## WHAT IS NEEDED:
Please give the number of lines in the records below where the word "JSON" occurs, and nothing else.

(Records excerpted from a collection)
--- START ---

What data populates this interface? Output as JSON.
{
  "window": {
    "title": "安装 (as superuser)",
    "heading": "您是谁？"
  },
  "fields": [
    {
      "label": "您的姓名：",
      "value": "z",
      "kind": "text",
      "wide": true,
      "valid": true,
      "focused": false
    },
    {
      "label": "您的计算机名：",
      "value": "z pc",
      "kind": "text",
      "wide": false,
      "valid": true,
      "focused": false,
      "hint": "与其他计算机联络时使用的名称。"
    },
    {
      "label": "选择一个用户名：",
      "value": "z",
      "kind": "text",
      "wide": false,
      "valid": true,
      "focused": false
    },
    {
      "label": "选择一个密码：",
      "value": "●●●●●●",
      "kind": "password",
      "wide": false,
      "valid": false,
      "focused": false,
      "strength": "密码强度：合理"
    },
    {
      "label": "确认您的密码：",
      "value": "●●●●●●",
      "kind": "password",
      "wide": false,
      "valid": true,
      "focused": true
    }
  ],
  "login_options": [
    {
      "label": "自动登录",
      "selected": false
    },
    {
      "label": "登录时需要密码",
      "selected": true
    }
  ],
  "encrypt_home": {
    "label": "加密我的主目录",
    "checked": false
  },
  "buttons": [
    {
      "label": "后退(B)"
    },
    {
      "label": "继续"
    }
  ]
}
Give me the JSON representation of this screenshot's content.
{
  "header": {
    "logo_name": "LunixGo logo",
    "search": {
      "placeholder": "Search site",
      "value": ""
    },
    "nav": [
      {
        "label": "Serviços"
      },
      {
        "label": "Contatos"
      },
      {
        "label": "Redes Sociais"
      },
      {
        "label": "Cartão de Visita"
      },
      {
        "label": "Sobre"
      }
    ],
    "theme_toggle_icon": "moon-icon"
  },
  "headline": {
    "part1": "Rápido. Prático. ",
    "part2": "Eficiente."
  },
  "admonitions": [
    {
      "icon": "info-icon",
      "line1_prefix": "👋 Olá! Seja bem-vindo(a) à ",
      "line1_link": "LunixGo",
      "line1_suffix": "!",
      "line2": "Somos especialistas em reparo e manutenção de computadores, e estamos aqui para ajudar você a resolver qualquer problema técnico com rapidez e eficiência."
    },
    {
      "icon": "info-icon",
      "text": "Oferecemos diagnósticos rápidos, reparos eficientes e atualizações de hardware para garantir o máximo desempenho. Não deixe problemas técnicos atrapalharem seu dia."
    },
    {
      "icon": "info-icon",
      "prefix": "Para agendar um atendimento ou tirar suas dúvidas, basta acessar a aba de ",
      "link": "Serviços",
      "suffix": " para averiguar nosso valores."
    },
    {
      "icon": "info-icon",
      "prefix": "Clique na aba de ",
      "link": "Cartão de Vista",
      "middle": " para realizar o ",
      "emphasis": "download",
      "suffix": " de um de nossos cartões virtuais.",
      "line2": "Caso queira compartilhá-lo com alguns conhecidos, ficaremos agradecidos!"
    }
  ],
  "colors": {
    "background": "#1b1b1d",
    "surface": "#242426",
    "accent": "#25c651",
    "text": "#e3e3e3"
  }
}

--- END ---

## RESULT:
2